We appreciate leaders with foresight and vision, whether politicians or church leaders. But we forget the value of hindsight. Some want to forget the past because it is painful or embarrassing. Some people think the past has no value at all. But God gave us a memory for good reasons, and it involves hindsight. If we gain some wisdom from the past, it’s going to help us with the future.

The bewildering stories of the Old Testament kings of Israel reveal radical flip-flops of policy and religion from father to son. After all of king Hezekiah’s positive reforms, his son Manasseh took the throne and did the complete opposite, rebuilding the idolatrous shrines his father had destroyed (2 Kings 21). His grandson Josiah took his turn and destroyed the idols and led the country back to God. Manasseh forgot the national blessings of faithfulness and Josiah remembered the past consequences of idolatry.

When Stephen addressed the Jewish council in Acts 7:51-53, he pointed out their failure to remember what happened to their forebearers. “You men who are stiff-necked and uncircumcised in heart and ears are always resisting the Holy Spirit; you are doing just as your fathers did.” The apostle Paul had hindsight, never forgetting the harm he once did to the church and God’s graciousness to forgive him. It taught the world the power of the gospel in a man’s life, that even the worst can be saved.

We need hindsight because our past mistakes teach us what won’t work in the future, and what will. It helps us steer our lives with more wisdom. Humility is maintained when we remember our humble beginnings, granting us compassion for others. Like Paul, remembering the grace of God in saving our ruined souls helps us to never forget our work today – reaching out to the lost. Strive to develop foresight, but know the value of hindsight.

What is it you need to remember? What is it you need to forget?

– Tim Johnson

The Marvel of Grace

Often, before a meal-time prayer, we hear someone announce, “Let us say grace.” I’m not sure when such prayers began to be called grace, but it is a commonly-accepted practice today. In prayer we ask for God to give us His grace, so the prayer itself likely adopted the name. But there’s more to grace than human prayers.

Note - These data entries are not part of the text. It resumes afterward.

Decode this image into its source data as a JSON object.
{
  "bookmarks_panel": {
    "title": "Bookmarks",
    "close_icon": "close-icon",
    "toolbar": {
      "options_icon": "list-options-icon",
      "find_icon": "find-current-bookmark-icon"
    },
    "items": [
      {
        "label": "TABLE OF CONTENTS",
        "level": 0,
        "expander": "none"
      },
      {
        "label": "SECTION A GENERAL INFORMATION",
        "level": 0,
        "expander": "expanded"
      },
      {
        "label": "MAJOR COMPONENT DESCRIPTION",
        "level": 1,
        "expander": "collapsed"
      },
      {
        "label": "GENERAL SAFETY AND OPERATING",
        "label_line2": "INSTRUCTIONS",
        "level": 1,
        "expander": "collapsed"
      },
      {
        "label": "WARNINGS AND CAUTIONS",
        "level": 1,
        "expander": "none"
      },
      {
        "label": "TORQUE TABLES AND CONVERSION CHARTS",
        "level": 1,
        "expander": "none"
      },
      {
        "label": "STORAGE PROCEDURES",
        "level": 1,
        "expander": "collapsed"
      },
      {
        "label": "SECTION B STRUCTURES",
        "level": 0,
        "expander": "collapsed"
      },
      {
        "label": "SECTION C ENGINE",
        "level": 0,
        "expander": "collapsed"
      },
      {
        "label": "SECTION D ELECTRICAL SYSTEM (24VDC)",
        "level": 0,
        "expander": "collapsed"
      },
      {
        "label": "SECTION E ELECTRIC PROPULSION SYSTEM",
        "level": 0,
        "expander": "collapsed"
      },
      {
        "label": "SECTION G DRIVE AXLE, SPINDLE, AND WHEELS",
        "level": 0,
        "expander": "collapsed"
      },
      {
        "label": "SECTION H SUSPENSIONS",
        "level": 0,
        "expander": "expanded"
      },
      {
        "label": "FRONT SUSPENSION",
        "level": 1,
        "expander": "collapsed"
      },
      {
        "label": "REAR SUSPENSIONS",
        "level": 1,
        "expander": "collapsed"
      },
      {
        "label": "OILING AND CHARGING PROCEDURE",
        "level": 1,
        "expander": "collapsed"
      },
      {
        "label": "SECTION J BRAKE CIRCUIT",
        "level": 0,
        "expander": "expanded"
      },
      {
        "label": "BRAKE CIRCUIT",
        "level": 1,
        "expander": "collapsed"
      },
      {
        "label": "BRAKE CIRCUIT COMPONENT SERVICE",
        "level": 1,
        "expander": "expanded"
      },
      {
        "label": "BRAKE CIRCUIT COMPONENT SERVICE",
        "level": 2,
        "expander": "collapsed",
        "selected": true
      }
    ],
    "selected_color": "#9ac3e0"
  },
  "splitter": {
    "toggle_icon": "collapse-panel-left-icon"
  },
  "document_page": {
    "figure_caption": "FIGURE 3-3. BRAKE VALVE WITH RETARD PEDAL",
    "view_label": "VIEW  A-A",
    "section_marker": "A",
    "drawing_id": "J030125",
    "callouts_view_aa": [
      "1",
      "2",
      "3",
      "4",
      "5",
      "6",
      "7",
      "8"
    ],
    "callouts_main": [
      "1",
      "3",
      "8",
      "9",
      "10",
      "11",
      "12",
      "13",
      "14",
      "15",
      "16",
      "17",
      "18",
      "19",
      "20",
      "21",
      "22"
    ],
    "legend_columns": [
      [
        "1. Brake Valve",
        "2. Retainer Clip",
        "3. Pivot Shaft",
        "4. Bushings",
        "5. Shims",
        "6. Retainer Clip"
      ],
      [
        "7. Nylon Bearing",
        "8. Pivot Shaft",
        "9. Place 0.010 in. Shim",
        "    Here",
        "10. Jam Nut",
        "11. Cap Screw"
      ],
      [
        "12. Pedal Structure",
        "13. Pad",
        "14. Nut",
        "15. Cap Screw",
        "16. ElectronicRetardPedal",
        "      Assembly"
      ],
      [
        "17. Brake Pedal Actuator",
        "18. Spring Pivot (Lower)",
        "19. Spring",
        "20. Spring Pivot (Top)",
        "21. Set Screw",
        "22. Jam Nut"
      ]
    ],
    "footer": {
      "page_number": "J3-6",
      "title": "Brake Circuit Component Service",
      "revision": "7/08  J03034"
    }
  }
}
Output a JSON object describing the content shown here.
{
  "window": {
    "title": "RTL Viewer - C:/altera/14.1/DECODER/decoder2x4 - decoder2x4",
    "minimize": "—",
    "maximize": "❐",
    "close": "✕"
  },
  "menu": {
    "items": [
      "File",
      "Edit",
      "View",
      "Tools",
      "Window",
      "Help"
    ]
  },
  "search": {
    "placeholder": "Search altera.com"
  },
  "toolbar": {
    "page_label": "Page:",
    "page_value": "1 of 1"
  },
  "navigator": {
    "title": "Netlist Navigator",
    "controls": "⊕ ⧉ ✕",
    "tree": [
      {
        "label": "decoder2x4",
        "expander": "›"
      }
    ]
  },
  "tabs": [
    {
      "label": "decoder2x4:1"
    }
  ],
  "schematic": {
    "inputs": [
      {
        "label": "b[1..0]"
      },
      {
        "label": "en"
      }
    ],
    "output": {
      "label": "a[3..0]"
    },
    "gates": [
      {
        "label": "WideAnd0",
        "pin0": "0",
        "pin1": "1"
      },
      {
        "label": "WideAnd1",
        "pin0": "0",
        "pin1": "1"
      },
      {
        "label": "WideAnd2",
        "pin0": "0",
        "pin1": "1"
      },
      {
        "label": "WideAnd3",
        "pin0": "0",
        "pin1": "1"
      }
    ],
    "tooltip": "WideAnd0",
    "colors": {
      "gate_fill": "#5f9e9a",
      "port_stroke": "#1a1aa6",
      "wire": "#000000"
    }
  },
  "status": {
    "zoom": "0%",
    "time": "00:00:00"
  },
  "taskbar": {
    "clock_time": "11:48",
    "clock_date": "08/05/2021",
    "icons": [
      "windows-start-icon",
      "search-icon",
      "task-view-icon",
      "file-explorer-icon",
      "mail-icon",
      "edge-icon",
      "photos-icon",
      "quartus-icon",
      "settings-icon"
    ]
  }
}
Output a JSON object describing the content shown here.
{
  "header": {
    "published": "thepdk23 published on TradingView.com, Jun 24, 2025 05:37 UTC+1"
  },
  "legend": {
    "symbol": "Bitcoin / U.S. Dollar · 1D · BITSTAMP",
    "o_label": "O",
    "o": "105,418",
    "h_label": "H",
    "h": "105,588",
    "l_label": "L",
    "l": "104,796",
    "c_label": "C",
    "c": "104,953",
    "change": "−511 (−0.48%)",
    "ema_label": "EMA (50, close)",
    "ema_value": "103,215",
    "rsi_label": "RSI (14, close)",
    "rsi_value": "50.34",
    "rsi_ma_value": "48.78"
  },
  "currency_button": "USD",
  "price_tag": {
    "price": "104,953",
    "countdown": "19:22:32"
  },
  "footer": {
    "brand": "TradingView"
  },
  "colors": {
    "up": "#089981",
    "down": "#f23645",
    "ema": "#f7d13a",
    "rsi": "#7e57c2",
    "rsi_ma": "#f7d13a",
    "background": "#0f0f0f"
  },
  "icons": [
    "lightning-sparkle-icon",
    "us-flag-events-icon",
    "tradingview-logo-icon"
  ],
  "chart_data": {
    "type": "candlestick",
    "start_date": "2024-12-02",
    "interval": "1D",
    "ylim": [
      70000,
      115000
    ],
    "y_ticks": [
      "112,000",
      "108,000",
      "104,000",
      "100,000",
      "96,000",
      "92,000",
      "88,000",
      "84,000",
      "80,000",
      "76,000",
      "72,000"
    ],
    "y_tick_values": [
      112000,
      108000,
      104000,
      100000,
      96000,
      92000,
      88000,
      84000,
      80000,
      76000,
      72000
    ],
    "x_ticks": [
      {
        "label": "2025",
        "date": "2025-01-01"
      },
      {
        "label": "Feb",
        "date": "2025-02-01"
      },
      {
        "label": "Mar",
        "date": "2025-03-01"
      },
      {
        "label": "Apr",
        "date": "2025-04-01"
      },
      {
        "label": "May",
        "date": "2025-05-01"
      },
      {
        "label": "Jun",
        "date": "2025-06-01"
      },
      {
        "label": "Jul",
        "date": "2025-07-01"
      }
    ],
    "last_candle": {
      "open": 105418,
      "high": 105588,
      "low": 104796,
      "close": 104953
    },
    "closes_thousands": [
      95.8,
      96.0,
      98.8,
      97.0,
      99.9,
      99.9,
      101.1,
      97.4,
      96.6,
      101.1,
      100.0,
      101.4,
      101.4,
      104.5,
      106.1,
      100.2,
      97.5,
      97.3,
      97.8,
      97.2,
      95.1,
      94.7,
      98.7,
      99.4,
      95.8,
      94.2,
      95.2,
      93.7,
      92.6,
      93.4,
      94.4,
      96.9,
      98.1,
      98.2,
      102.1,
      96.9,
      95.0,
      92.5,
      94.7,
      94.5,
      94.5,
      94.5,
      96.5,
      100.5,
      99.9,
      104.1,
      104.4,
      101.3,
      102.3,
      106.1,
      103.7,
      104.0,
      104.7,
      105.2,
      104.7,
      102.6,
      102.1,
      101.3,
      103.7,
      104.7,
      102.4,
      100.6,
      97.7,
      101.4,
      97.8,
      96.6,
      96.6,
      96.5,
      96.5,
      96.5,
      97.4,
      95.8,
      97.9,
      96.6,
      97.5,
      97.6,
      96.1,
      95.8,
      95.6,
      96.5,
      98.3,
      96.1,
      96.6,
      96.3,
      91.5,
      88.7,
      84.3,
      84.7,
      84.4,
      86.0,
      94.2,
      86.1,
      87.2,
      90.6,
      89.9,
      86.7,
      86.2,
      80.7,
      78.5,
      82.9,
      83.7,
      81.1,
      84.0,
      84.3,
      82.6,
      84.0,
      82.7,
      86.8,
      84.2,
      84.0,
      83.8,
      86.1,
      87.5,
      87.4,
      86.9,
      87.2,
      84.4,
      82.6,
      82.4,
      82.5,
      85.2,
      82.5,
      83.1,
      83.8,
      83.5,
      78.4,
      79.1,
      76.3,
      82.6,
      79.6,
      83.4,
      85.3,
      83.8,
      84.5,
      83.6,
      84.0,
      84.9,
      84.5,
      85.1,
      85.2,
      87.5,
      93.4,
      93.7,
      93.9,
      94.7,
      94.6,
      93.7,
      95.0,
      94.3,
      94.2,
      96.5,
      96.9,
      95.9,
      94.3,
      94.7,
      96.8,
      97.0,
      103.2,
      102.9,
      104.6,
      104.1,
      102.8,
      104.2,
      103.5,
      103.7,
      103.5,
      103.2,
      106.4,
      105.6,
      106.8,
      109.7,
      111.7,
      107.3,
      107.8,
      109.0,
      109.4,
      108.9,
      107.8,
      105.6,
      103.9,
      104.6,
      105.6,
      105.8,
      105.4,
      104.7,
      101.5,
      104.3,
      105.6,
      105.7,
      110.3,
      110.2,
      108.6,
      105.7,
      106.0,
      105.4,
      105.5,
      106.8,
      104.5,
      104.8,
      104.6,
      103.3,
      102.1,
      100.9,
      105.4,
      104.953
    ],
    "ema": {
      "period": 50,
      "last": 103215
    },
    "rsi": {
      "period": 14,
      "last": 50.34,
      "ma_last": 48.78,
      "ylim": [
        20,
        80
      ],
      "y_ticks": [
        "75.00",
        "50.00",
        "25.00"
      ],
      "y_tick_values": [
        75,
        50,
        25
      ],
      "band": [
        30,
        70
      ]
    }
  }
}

God’s nature is that of grace. He is a gracious God. He is a grace-giving God. God is love. His grace brings salvation to all men and women of the world, hoping they will consider it.

Grace is a wonderful word. It means the free, unmerited favor of God. Grace is free but not cheap. It is the costliest gift ever offered.

Grace cost the Son of God his life. He, the friend of sinners, came into the world to make an infinite sacrifice for the sins of all mankind. Potentially, His grace extends from the first human being to the last one that will ever live.

Jesus is the lamb of God who takes away the sins of the world. He was born to be crucified. He suffered our death that we might receive His life. He bore our sins that we might become righteous. He became poor that we might have His riches.

D.L. Moody said about the grace of God, “Grace isn’t a little prayer that you chant before receiving a meal. It is a way to live. The law tells me how crooked I am. Grace comes along and straightens me out.”

“But grow in the grace and knowledge of our Lord and Savior Jesus Christ.” 2 Peter 3:18

– Tim and David Johnson

In the Hospital Food Court

From time to time I have to wait in the hospital food court. It is a place where a full range of human conditions can be seen. Boisterous nurses crowd around a table, indifferent officials punch away on their phones, patients in gowns seek some space away from their rooms, anxious families huddle in corners, and worried people sit alone with coffee. Other than a few noisy conversations, it’s a sombre place full of difficult needs.

Jesus often walked into places like that. In John 5 He entered an area around a pool protected from the weather by roofed-over columns. “In these lay a multitude of those who were sick, blind, lame, and withered.” (v3) While He only healed one man, word spread quickly that the Master of healing was at hand. Mobs of needy cases soon sought Him out, and He gladly made them well. Mark records, “ …for He had healed many with the result was that all those who had afflictions pressed about Him in order to touch Him.” (Mk.3:10)

Jesus brought to Palestine a marvelous sense of hope. People came from everywhere to find His help and hear His words. Sadly, it only lasted a few years before He went back to heaven. His miraculous abilities didn’t have to continue for long, for the message was complete: Here is One who always stands by to help us. The Hebrew writer said, “For since He Himself was tempted in that which He has suffered, He is able to come to the aid of those who are tempted.” (2:18) And, “Let us therefore draw near with confidence to the throne of grace, that we may receive mercy and may find grace to help in time of need.” (4:16)

Jesus may not heal a man from disease or injury now, but He arranges mercy and grace to help us with anything that weighs life down. Even in a hospital food court.

– Tim Johnson